START EXERCISE INPUT

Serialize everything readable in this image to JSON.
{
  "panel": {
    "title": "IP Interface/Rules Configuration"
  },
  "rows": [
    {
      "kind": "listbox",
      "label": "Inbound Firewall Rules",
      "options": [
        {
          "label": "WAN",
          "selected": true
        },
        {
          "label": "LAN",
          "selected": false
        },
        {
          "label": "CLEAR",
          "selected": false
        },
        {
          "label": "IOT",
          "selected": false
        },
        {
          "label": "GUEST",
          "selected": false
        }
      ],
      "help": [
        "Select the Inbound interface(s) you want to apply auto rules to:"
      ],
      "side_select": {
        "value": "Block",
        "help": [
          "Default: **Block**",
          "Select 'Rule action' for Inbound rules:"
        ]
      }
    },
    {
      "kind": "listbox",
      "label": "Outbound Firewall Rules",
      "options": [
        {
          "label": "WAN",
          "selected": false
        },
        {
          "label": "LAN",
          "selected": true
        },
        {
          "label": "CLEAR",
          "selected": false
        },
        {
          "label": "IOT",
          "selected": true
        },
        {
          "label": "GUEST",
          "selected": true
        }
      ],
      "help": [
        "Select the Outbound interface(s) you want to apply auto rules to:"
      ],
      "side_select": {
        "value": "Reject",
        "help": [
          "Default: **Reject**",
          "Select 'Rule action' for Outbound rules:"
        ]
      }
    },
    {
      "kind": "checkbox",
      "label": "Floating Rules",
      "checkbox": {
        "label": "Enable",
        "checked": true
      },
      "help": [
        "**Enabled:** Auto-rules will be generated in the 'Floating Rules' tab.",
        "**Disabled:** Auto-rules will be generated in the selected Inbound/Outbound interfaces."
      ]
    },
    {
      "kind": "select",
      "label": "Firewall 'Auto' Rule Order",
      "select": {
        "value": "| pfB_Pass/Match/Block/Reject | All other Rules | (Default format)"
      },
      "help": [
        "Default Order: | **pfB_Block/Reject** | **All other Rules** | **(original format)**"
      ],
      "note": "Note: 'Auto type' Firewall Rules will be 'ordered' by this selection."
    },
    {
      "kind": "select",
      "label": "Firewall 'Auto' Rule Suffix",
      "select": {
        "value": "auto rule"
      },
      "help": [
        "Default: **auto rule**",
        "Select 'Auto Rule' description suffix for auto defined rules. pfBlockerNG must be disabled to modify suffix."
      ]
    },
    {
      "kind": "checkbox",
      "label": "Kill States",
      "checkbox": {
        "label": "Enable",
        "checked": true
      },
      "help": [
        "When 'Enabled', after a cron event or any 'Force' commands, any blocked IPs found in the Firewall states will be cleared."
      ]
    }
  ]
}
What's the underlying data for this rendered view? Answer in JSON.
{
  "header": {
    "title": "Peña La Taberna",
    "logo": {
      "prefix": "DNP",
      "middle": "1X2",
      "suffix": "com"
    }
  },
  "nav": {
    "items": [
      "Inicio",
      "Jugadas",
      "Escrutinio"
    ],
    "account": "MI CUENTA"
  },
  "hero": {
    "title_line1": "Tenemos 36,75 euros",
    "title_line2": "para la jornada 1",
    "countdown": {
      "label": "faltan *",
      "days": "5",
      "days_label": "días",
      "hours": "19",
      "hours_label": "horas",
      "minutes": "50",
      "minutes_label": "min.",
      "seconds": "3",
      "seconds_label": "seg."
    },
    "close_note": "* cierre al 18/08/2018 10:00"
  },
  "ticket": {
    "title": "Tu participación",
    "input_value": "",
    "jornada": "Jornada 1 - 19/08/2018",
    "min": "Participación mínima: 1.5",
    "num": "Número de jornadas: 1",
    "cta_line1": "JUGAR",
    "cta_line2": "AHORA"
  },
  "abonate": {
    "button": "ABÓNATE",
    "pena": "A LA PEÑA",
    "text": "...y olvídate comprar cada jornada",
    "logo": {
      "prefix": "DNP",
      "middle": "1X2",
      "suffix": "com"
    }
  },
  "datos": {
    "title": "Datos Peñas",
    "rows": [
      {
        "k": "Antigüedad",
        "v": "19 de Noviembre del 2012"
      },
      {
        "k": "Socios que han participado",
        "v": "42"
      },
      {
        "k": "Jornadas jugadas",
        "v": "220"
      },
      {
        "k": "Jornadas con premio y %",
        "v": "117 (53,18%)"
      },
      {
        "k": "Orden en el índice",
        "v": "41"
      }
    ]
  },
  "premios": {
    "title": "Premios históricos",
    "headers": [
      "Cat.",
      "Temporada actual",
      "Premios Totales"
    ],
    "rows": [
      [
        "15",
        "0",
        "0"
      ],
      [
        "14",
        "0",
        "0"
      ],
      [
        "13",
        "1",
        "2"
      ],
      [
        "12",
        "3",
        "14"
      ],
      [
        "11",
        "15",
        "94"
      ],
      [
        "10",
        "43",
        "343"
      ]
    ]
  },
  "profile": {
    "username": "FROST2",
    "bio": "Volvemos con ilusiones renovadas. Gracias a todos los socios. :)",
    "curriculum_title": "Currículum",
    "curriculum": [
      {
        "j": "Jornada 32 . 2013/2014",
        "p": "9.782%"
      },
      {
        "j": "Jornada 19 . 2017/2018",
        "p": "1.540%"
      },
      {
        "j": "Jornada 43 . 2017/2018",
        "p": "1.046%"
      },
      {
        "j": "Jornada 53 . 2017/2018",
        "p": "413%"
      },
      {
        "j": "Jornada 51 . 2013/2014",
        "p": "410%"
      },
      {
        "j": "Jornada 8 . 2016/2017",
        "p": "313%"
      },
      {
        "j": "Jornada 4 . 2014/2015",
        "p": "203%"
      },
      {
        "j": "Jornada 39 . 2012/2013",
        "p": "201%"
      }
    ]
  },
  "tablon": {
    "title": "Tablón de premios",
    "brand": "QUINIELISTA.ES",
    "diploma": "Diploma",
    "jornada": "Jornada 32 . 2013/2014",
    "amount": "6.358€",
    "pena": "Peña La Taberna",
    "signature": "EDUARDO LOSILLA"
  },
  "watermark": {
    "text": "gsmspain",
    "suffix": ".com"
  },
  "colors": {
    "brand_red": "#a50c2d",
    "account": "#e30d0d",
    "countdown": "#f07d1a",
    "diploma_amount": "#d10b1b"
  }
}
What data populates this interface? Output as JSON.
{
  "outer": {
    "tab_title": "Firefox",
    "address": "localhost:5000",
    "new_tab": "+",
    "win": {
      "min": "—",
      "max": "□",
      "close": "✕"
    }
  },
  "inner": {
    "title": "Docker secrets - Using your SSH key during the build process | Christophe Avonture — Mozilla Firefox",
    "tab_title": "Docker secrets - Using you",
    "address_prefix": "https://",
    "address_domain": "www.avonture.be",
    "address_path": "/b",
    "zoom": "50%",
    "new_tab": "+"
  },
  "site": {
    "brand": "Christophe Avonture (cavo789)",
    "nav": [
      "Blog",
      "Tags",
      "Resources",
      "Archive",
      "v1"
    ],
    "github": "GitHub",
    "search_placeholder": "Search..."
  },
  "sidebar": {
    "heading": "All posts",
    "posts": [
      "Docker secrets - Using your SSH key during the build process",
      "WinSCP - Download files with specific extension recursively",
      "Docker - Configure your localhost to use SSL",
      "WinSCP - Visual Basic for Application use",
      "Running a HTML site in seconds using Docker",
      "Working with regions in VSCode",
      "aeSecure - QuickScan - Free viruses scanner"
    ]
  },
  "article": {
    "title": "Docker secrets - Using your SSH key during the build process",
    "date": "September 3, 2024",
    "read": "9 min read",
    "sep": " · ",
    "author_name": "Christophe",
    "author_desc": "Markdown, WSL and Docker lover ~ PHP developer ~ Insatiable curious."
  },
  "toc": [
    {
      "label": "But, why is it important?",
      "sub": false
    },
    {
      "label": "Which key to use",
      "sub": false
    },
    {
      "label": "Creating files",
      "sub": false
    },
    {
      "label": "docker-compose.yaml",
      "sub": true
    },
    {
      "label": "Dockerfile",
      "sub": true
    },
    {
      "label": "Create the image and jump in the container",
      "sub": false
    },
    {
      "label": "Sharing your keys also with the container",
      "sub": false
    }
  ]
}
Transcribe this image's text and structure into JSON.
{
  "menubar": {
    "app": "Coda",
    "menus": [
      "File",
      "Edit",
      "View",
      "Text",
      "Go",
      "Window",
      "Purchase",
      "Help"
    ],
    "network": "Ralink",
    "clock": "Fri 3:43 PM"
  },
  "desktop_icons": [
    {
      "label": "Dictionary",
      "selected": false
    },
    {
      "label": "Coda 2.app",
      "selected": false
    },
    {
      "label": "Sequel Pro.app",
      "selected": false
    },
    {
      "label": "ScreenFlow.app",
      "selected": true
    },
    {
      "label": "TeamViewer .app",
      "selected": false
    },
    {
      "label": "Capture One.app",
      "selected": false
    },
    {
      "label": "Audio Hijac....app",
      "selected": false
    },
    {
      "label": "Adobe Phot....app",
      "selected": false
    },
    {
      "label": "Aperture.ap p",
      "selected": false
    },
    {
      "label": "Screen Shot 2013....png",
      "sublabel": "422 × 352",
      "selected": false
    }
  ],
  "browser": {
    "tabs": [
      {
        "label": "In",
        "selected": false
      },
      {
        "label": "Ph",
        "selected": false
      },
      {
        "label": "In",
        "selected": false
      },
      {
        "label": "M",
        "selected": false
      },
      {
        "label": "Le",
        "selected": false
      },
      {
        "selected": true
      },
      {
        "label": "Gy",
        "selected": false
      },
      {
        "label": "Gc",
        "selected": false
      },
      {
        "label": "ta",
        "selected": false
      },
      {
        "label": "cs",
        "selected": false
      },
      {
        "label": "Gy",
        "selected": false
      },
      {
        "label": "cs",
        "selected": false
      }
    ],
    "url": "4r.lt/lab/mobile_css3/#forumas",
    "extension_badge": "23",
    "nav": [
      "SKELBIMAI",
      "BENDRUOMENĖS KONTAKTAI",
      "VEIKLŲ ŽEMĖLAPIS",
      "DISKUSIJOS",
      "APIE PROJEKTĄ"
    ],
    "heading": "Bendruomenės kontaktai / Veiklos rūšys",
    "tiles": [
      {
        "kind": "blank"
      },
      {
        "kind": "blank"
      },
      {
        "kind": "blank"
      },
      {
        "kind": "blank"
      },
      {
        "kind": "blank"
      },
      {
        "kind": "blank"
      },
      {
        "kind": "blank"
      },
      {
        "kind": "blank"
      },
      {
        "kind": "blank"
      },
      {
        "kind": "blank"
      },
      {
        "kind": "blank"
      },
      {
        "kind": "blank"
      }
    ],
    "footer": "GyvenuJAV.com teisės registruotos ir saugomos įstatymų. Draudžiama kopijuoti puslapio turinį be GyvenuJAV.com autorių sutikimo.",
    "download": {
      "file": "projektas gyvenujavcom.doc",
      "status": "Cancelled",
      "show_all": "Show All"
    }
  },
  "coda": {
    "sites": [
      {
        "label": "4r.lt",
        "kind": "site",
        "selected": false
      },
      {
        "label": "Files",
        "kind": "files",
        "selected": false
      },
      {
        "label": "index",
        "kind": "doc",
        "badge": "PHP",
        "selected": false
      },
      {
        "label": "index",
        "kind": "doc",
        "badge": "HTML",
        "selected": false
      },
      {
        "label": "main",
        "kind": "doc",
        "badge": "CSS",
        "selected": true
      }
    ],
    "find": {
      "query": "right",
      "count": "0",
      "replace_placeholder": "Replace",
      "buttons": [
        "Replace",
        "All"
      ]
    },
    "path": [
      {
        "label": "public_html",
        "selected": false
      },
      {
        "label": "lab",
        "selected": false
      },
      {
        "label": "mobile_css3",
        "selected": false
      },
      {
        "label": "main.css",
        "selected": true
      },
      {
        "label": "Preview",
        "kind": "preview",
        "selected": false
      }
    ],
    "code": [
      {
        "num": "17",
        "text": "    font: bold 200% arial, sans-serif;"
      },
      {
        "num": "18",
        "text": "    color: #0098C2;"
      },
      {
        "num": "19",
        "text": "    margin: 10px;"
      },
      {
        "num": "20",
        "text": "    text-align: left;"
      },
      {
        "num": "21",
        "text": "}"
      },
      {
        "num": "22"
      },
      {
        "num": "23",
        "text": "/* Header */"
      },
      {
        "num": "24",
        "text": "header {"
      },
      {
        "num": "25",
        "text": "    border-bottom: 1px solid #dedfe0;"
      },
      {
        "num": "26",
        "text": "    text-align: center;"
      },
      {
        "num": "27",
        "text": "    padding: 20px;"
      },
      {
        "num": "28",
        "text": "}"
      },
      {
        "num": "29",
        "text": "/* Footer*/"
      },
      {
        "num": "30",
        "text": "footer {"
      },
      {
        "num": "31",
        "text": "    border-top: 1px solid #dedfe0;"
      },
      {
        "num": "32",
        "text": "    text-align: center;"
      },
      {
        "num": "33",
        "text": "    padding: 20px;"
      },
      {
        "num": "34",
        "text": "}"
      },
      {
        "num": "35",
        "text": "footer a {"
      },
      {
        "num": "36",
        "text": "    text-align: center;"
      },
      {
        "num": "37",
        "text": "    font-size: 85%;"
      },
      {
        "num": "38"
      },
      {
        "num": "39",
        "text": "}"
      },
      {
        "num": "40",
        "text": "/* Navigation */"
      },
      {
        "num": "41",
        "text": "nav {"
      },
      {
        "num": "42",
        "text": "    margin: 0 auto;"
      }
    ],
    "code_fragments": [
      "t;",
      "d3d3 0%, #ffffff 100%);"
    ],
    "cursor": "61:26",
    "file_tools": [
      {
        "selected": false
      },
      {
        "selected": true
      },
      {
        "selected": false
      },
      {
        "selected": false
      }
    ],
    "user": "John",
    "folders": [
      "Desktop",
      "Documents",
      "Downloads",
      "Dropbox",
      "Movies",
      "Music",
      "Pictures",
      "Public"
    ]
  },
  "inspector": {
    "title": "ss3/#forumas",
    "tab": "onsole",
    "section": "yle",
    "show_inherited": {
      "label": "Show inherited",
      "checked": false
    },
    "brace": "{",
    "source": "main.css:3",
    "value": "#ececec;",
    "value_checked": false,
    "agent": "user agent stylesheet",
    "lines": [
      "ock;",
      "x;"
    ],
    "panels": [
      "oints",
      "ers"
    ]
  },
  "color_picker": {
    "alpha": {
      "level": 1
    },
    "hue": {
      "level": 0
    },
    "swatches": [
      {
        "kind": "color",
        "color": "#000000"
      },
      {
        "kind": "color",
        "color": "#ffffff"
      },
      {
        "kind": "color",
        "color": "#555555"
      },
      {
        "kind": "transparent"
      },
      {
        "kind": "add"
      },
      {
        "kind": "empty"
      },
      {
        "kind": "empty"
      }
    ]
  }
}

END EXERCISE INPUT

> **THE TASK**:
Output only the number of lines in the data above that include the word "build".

> **WORKED SOLUTION**:
3